Upon his marriage to Princess Ulrika Eleonora of Sweden, Frederick was then granted the title Prince of Sweden, with the style Royal Highness, by the estates, and was prince consort there during Ulrika Eleonora’s rule as queen regnant from 1718 until her abdication in 1720. He is the only Swedish prince consort there has been to date. Frederick I had much influence during the reign of his spouse.
Some historians have suggested that the bullet which killed his brother-in-law Carl XII of Sweden in 1718 was actually fired by Frederick’s aide André Sicre. Carl XII had been an authoritarian and demanding ruler.
Frederick succeeded Ulrika Eleonora on the throne upon her abdication in his favor on February 29, 1720, and was elected King of Sweden on March 24 by the Swedish Estates. One reason the Swedish Estates elected Frederick was because he was taken to be fairly weak, which indeed he turned out to be.
The defeats suffered by Carl XII in the Great Northern War ended Sweden’s position as a first-rank European power. Under Frederick, this had to be accepted. Sweden also had to cede Estonia, Ingria and Livonia to Russia in the Treaty of Nystad, in 1721.
Frederick I was a very active and dynamic king at the beginning of his 31-year reign. But after the aristocracy had regained power during the wars with Russia, he became uninterested in affairs of state. In 1723, he tried to strengthen royal authority, but after he failed, he never had much to do with politics. He did not even sign official documents; instead a stamp of his signature was used. He devoted most of his time to hunting and love affairs. His marriage to Queen Ulrika Eleonora was childless, but he had several children by his mistress, Hedvig Taube.
As a king, he was not very respected. When he was crowned, it was said of him: “King Carl XII we recently buried, King Frederick we crown – suddenly the clock has now passed from twelve to one”. It is said about him, that although a lot of great achievements in the country’s development happened during his reign, he never had anything to do with them himself.
His powerless reign and lack of legitimate heirs of his own saw his family’s elimination from the line of succession after the parliamentary government dominated by pro-revanchist Hat Party politicians ventured into a war with Russia, which ended in defeat and the Russian Empress Elizabeth getting Adolf Frederick of Holstein-Gottorp instated following the death of the king. Whilst being the only Swedish monarch to be named Frederick, he is known as Frederick I despite other Swedish monarchs with non-repeating names (such as Birger, Sigismund and his successor: Adolph Frederick) not being given numerals.
Frederick became Landgrave of Hesse-Cassel only in 1730, ten years after becoming King of Sweden.
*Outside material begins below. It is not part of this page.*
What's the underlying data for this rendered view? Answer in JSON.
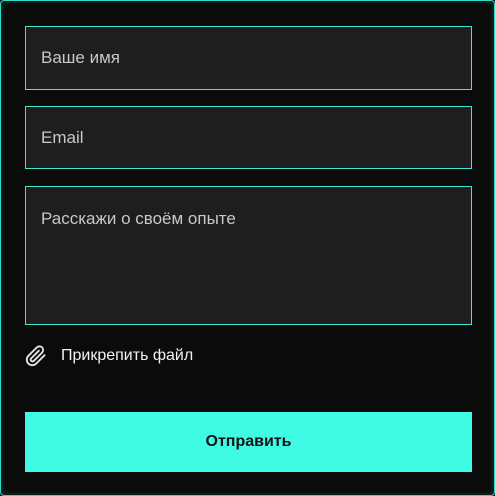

He immediately appointed his younger brother Wilhelm governor of Hesse.
As Landgrave, Frederick is generally not seen as a success. Indeed, he did concentrate more on Sweden, and due to his negotiated, compromise-like ascension to the throne there, he and his court had a very low income. The money for that very expensive court, then, since the 1730s came from wealthy Hesse, and this means that Frederick essentially behaved like an absentee landlord and drained Hessian resources to finance life in Sweden.
Upon his death Frederick was succeeded in Sweden by Adolph Frederick of Holstein-Gottorp; (1710 – 1771). He was the son of Christian August of Holstein-Gottorp, Prince of Eutin, and Albertina Frederica of Baden-Durlach. He was an uncle of Empress Catherine II the Great of Russia.
In Hesse-Cassel, he was succeeded by his younger brother as Landgrave Wilhelm VIII, a famous general.